Dear Margie, what can I say? I'm really speechless!! I hope you'll go to the University of Michigan. I'll really miss you this year.
Love, laughter, and luck,
Back at home, it soon became clear that my mother was watching me closely. One hint that my thoughts were with Scott made her spin out of control. Alone, in my bedroom, I'd flip through the pages of Scherzo '75, the Interlochen yearbook, and reread Scott's words. Lost in the fantasy of reuniting with him during college—a whole year away—my mother would sneak by my doorway and peek into the room. One time she cleared her throat so loudly that I nearly fell back from my desk chair. "Is it all boys now? Can't you think about anything else? I don't hear any practicing." Before I could offer a rebuttal, she stormed off. Defeated, I tossed the yearbook on my canopy bed, and opened the violin case. I mechanically practiced the second and third movements of the Paganini Concerto.
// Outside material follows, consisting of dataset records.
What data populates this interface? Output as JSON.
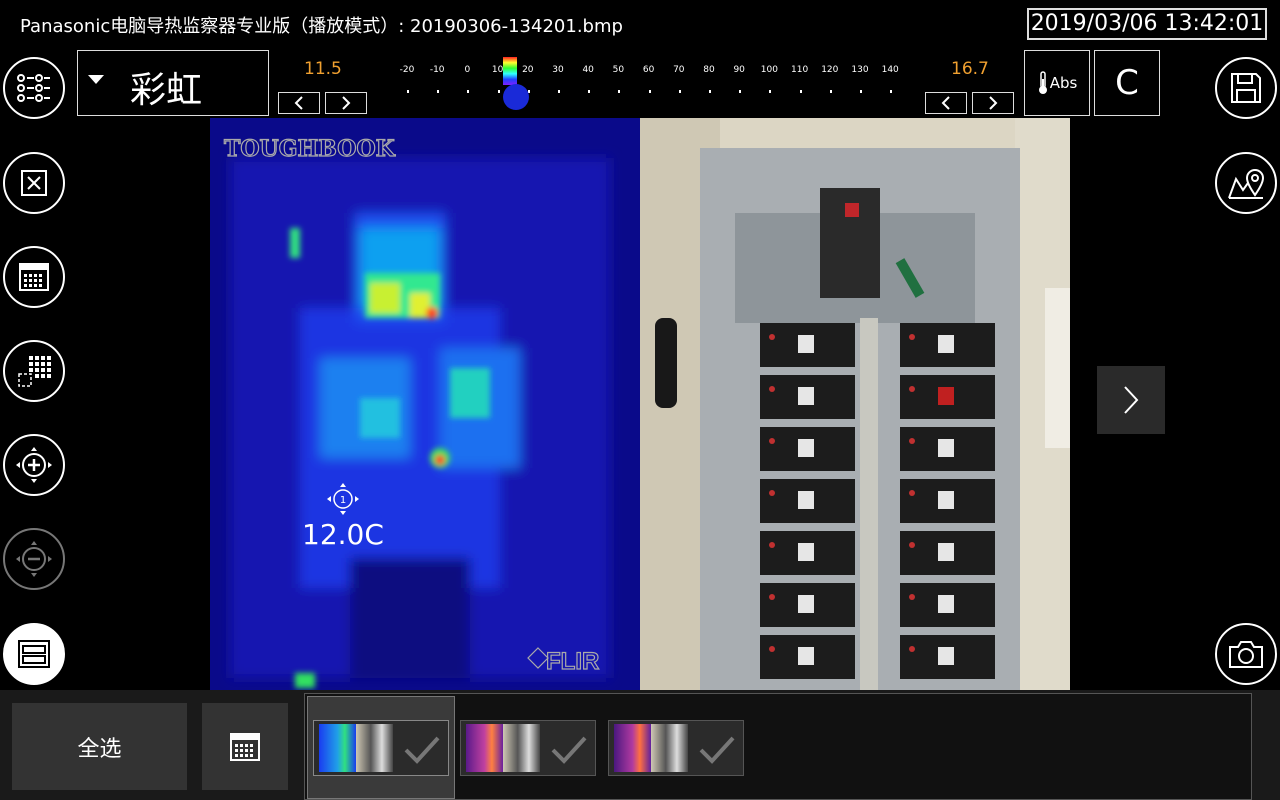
{
  "titlebar": {
    "title": "Panasonic电脑导热监察器专业版（播放模式）: 20190306-134201.bmp",
    "datetime": "2019/03/06 13:42:01"
  },
  "toolbar": {
    "palette_label": "彩虹",
    "range_min": "11.5",
    "range_max": "16.7",
    "scale_ticks": [
      "-20",
      "-10",
      "0",
      "10",
      "20",
      "30",
      "40",
      "50",
      "60",
      "70",
      "80",
      "90",
      "100",
      "110",
      "120",
      "130",
      "140"
    ],
    "slider_value": 11.5,
    "abs_label": "Abs",
    "unit_label": "C"
  },
  "left_toolbar": {
    "items": [
      "list-settings-icon",
      "close-icon",
      "calendar-icon",
      "grid-select-icon",
      "zoom-in-icon",
      "zoom-out-icon",
      "view-layout-icon"
    ]
  },
  "right_toolbar": {
    "items": [
      "save-icon",
      "map-location-icon",
      "camera-icon"
    ]
  },
  "thermal_view": {
    "watermark_top": "TOUGHBOOK",
    "watermark_bottom": "FLIR",
    "spot_number": "1",
    "spot_temp": "12.0C"
  },
  "bottom_bar": {
    "select_all_label": "全选",
    "thumbnails": [
      {
        "palette": "rainbow",
        "selected": true
      },
      {
        "palette": "iron",
        "selected": false
      },
      {
        "palette": "iron",
        "selected": false
      }
    ]
  },
  "colors": {
    "accent_orange": "#f0a030",
    "slider_blue": "#1a2ad8"
  }
}
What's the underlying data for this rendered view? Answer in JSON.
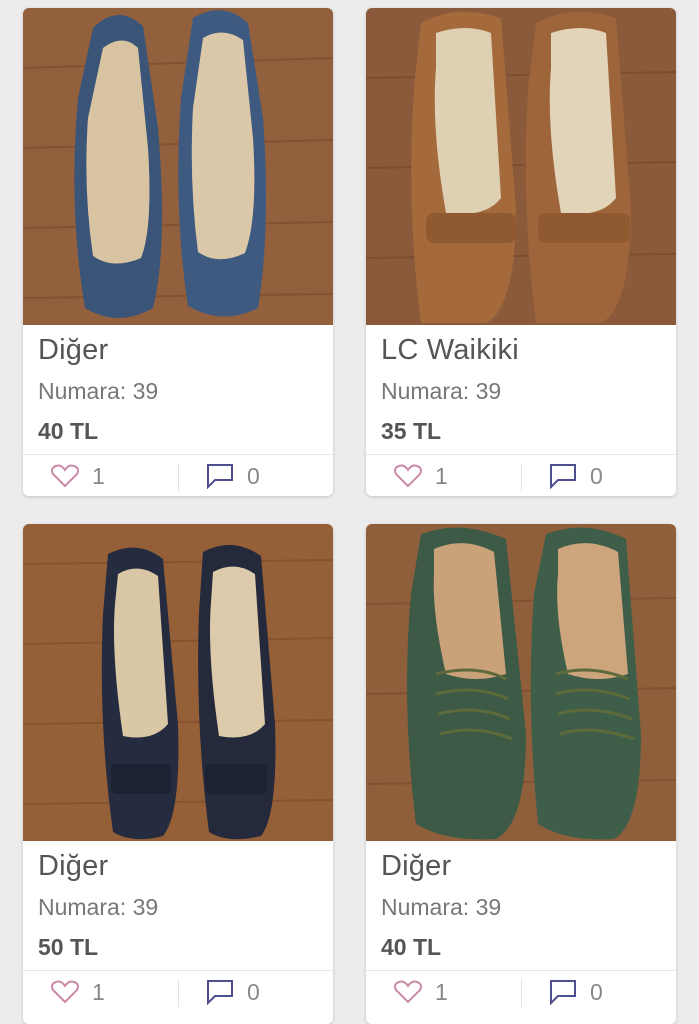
{
  "products": [
    {
      "brand": "Diğer",
      "size": "Numara: 39",
      "price": "40 TL",
      "likes": "1",
      "comments": "0",
      "image": "blue-denim-peep-toe-heels"
    },
    {
      "brand": "LC Waikiki",
      "size": "Numara: 39",
      "price": "35 TL",
      "likes": "1",
      "comments": "0",
      "image": "brown-leather-loafer-heels"
    },
    {
      "brand": "Diğer",
      "size": "Numara: 39",
      "price": "50 TL",
      "likes": "1",
      "comments": "0",
      "image": "navy-bow-pumps"
    },
    {
      "brand": "Diğer",
      "size": "Numara: 39",
      "price": "40 TL",
      "likes": "1",
      "comments": "0",
      "image": "green-suede-lace-up-heels"
    }
  ],
  "colors": {
    "heart": "#c98aa8",
    "comment": "#4d4f8f",
    "wood": "#8e5a37"
  },
  "icons": {
    "like": "heart-outline-icon",
    "comment": "speech-bubble-icon"
  }
}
Although I had been assured by friends at Interlochen that I had played well during Concerto night, my mother countered their compliments with a litany of criticisms. "I could hardly hear you. And what little I did hear sounded like a student."
"You're more deaf than I thought!" I cried, wanting to hurl all my music books at her.
"But that other violin soloist—what's her name, Ani Schnarch?—magnificent. I could hear every note she played in the Tchaikovsky Concerto. There's a girl who's serious about her studies—"
I bit down on my lower lip to force back tears.
Each night after my father returned from work, I'd overhear snippets from their conversations about what to do with their boy-crazed, teen-aged Daughter Number Four. "Maybe we should send her to a boarding school, John. That way she'll be out of our hands. Let her be a school's headache."
I'd hear my father's agitated footsteps as he paced from one end of the kitchen to the other.
"Frances, I can't put up with this mishegas on a daily basis. Enough with the music already. Ol' Doc Grush warned me that my blood pressure has sky-rocketed. Take the violin away so we can have a normal life for a change."
"I don't know—"
"What, you think she's gonna make it as a soloist?"
I strained to catch my mother's reply but she didn't answer.
"What solution?" I asked meekly, grateful that she was beginning to thaw.
"Don't you have his recording of the Paganini Violin Concerto?"
"Yeah. I guess."
"The young man sounds more like Heifetz than Heifetz, doesn't he?"
I shrugged, not quite understanding the point of the discussion.
She lifted the brochure to eye level. "I had no idea that Friedman was a teacher. So handsome. Jewish, of course."
"But I have a violin teacher, Mum. Miss DeLay. And I like Juilliard."
My mother set the brochure down on the table and folded her hands. She fixed her gaze at me. "You'll work harder for a male mentor. It never occurred to me before. In the presence of such an accomplished young man—"
And with this comment she nodded her head.
"You'll forget about that boy in no time."
For the first time in days, the worried lines on my mother's face had smoothed; her eyes softened. I went back up to my bedroom and reached under the Magnavox Hi-Fi for the recording, Presenting Erick Friedman which had been released in 1962 while Friedman was in his early twenties. Indeed, his playing had been a tremendous source of inspiration to me. By listening repeatedly to his rendition of the Paganini Concerto and the Introduction and Rondo Capriccioso, I endeavored to fuse his suave tone, so reminiscent of Heifetz, into my own. Friedman had composed his own fiendishly cadenzas and tossed them off with mercurial ease. He was both master and creator. I gazed at the cover of the album, admiring the coarse black hair, slightly parted lips, and long thick fingers that caressed his violin. He bore a striking resemblance to actor Cary Grant. Not so bad, I thought to myself. I turned the LP over to read the back cover and get a closer glimpse of my prospective pedagogue. Here's what it said:
Ask Erick Friedman what it was like to have been a child prodigy and he answers: "One doesn't judge one's life while it's happening. That comes later and sometimes it ends up that one and one equal three. I had no friends. I went to no parties. The strange thing is that I did not resent it. I was working, after all, with a purpose."
It was then that I realized my mother must have read Friedman's statement, imagining those words as her daughter's.